ACTIVITY
Within the entries below, find the lines that hold "title" and report only how many there are.

[Excerpts from an interface dataset]
<<<<
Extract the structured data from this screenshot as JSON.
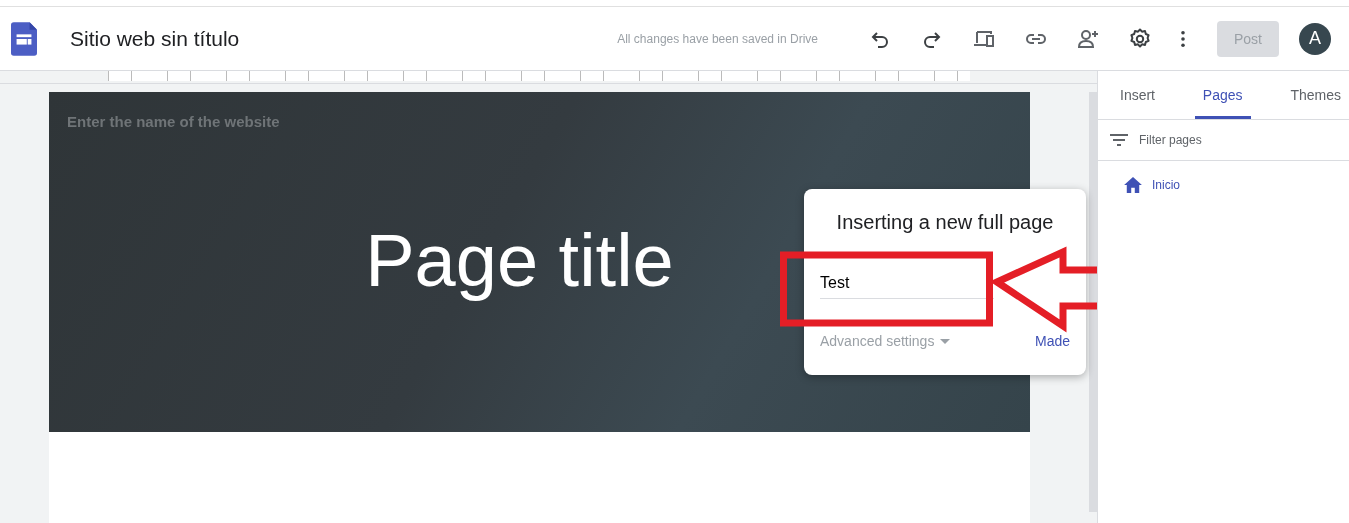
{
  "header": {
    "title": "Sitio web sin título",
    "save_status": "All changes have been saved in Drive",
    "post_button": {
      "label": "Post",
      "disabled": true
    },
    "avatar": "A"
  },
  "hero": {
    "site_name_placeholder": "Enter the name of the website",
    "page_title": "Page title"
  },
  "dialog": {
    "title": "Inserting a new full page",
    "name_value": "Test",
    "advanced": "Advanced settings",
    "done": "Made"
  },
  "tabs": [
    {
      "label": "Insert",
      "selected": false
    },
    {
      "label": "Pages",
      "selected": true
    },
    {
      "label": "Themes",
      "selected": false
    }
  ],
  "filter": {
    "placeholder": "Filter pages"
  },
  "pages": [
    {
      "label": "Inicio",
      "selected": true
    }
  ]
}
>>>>
EXPECTED OUTPUT
3